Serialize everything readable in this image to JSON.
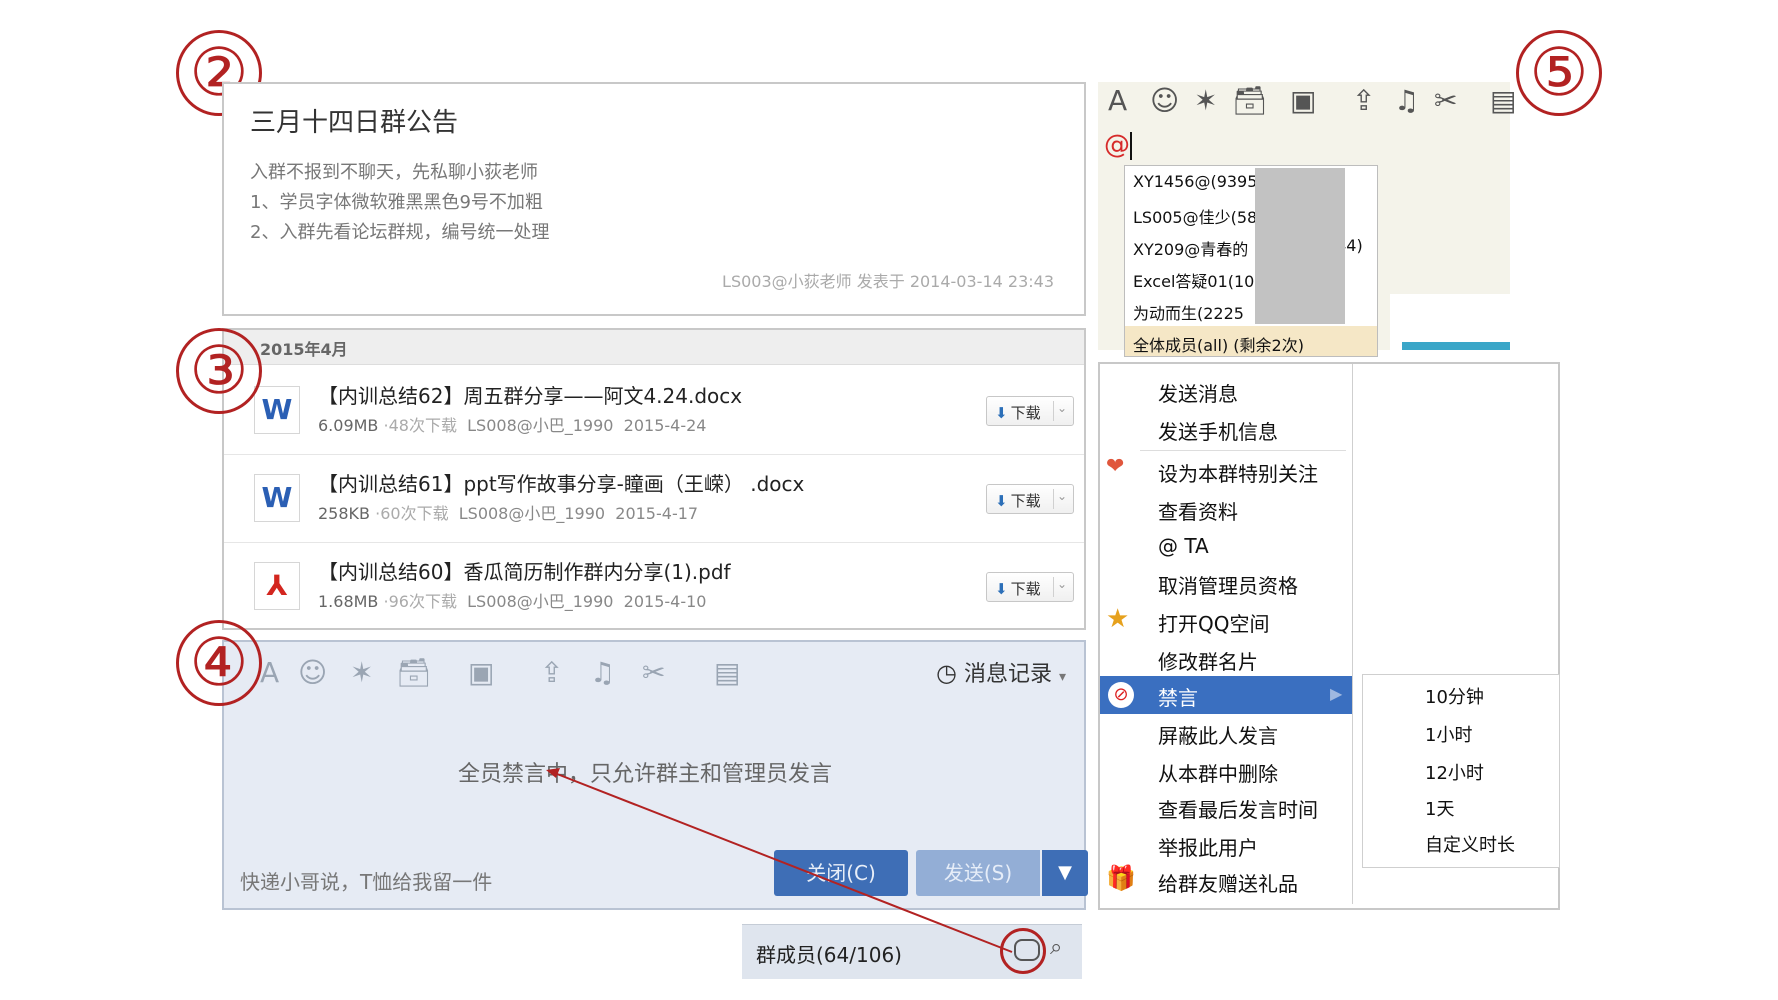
{
  "labels": {
    "c2": "②",
    "c3": "③",
    "c4": "④",
    "c5": "⑤"
  },
  "notice": {
    "title": "三月十四日群公告",
    "lines": [
      "入群不报到不聊天，先私聊小荻老师",
      "1、学员字体微软雅黑黑色9号不加粗",
      "2、入群先看论坛群规，编号统一处理"
    ],
    "footer": "LS003@小荻老师 发表于 2014-03-14 23:43"
  },
  "files": {
    "month": "2015年4月",
    "download_label": "下载",
    "items": [
      {
        "icon": "word-icon",
        "icon_text": "W",
        "name": "【内训总结62】周五群分享——阿文4.24.docx",
        "size": "6.09MB",
        "downloads": "48次下载",
        "uploader": "LS008@小巴_1990",
        "date": "2015-4-24"
      },
      {
        "icon": "word-icon",
        "icon_text": "W",
        "name": "【内训总结61】ppt写作故事分享-瞳画（王嵘） .docx",
        "size": "258KB",
        "downloads": "60次下载",
        "uploader": "LS008@小巴_1990",
        "date": "2015-4-17"
      },
      {
        "icon": "pdf-icon",
        "icon_text": "⅄",
        "name": "【内训总结60】香瓜简历制作群内分享(1).pdf",
        "size": "1.68MB",
        "downloads": "96次下载",
        "uploader": "LS008@小巴_1990",
        "date": "2015-4-10"
      }
    ]
  },
  "input": {
    "history_label": "消息记录",
    "muted_text": "全员禁言中，只允许群主和管理员发言",
    "draft_text": "快递小哥说，T恤给我留一件",
    "close_label": "关闭(C)",
    "send_label": "发送(S)"
  },
  "members": {
    "label": "群成员(64/106)"
  },
  "mention": {
    "at": "@",
    "items": [
      "XY1456@(93959",
      "LS005@佳少(58",
      "XY209@青春的",
      ".44)",
      "Excel答疑01(10",
      "为动而生(2225",
      "全体成员(all) (剩余2次)"
    ]
  },
  "context_menu": {
    "items": [
      "发送消息",
      "发送手机信息",
      "设为本群特别关注",
      "查看资料",
      "@ TA",
      "取消管理员资格",
      "打开QQ空间",
      "修改群名片",
      "禁言",
      "屏蔽此人发言",
      "从本群中删除",
      "查看最后发言时间",
      "举报此用户",
      "给群友赠送礼品"
    ],
    "submenu": [
      "10分钟",
      "1小时",
      "12小时",
      "1天",
      "自定义时长"
    ]
  },
  "colors": {
    "accent": "#b22222",
    "menu_highlight": "#3a6fc0",
    "button_blue": "#3e6eb6"
  }
}
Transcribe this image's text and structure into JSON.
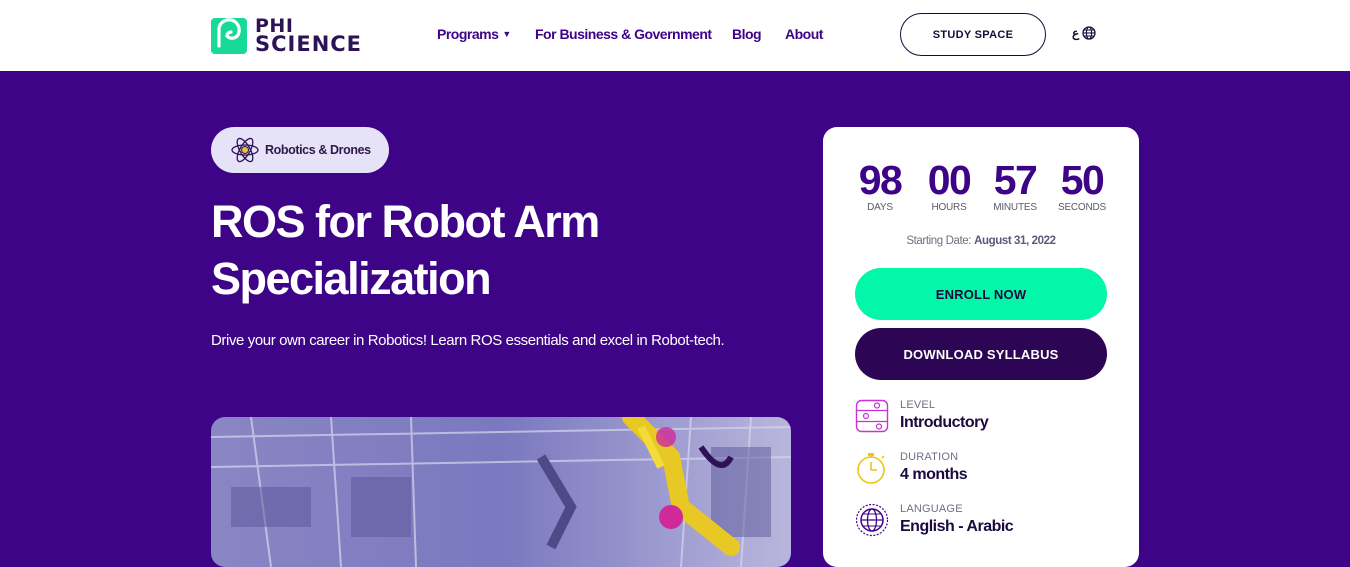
{
  "brand": {
    "line1": "PHI",
    "line2": "SCIENCE"
  },
  "nav": {
    "programs": "Programs",
    "business": "For Business & Government",
    "blog": "Blog",
    "about": "About",
    "study_space": "STUDY SPACE",
    "lang_glyph": "ع"
  },
  "hero": {
    "tag": "Robotics & Drones",
    "title_line1": "ROS for Robot Arm",
    "title_line2": "Specialization",
    "subtitle": "Drive your own career in Robotics! Learn ROS essentials and excel in Robot-tech."
  },
  "card": {
    "countdown": [
      {
        "value": "98",
        "label": "DAYS"
      },
      {
        "value": "00",
        "label": "HOURS"
      },
      {
        "value": "57",
        "label": "MINUTES"
      },
      {
        "value": "50",
        "label": "SECONDS"
      }
    ],
    "start_label": "Starting Date:",
    "start_date": "August 31, 2022",
    "enroll": "ENROLL NOW",
    "download": "DOWNLOAD SYLLABUS",
    "level_label": "LEVEL",
    "level_value": "Introductory",
    "duration_label": "DURATION",
    "duration_value": "4 months",
    "language_label": "LANGUAGE",
    "language_value": "English - Arabic"
  },
  "colors": {
    "brand_purple": "#3d0487",
    "accent_green": "#03f7a8",
    "dark_purple": "#2c0654",
    "logo_green": "#18d89a"
  }
}
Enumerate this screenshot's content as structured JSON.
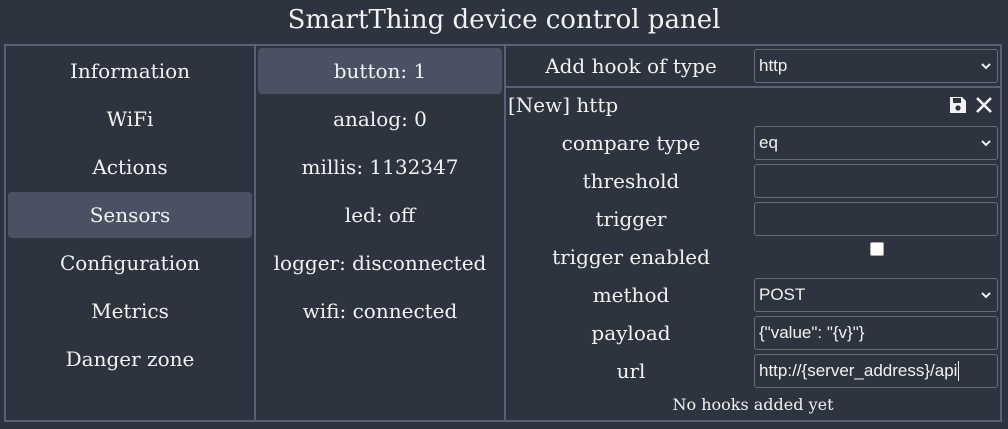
{
  "app": {
    "title": "SmartThing device control panel"
  },
  "menu": {
    "items": [
      {
        "label": "Information"
      },
      {
        "label": "WiFi"
      },
      {
        "label": "Actions"
      },
      {
        "label": "Sensors"
      },
      {
        "label": "Configuration"
      },
      {
        "label": "Metrics"
      },
      {
        "label": "Danger zone"
      }
    ],
    "active": "Sensors"
  },
  "sensors": {
    "items": [
      {
        "label": "button: 1"
      },
      {
        "label": "analog: 0"
      },
      {
        "label": "millis: 1132347"
      },
      {
        "label": "led: off"
      },
      {
        "label": "logger: disconnected"
      },
      {
        "label": "wifi: connected"
      }
    ],
    "active": "button: 1"
  },
  "hooks": {
    "add_label": "Add hook of type",
    "add_value": "http",
    "new_title": "[New] http",
    "fields": {
      "compare_type": {
        "label": "compare type",
        "value": "eq"
      },
      "threshold": {
        "label": "threshold",
        "value": ""
      },
      "trigger": {
        "label": "trigger",
        "value": ""
      },
      "trigger_enabled": {
        "label": "trigger enabled",
        "checked": false
      },
      "method": {
        "label": "method",
        "value": "POST"
      },
      "payload": {
        "label": "payload",
        "value": "{\"value\": \"{v}\"}"
      },
      "url": {
        "label": "url",
        "value": "http://{server_address}/api"
      }
    },
    "empty_text": "No hooks added yet"
  },
  "icons": {
    "save": "floppy-disk-icon",
    "close": "close-icon",
    "dropdown": "chevron-down-icon"
  },
  "colors": {
    "background": "#2e3340",
    "active": "#4a5163",
    "border": "#5a6175"
  }
}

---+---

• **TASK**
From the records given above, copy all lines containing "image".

• **FINISHED EXERCISE**
Serialize everything readable in this image to JSON.
Transcribe this image's text and structure into JSON.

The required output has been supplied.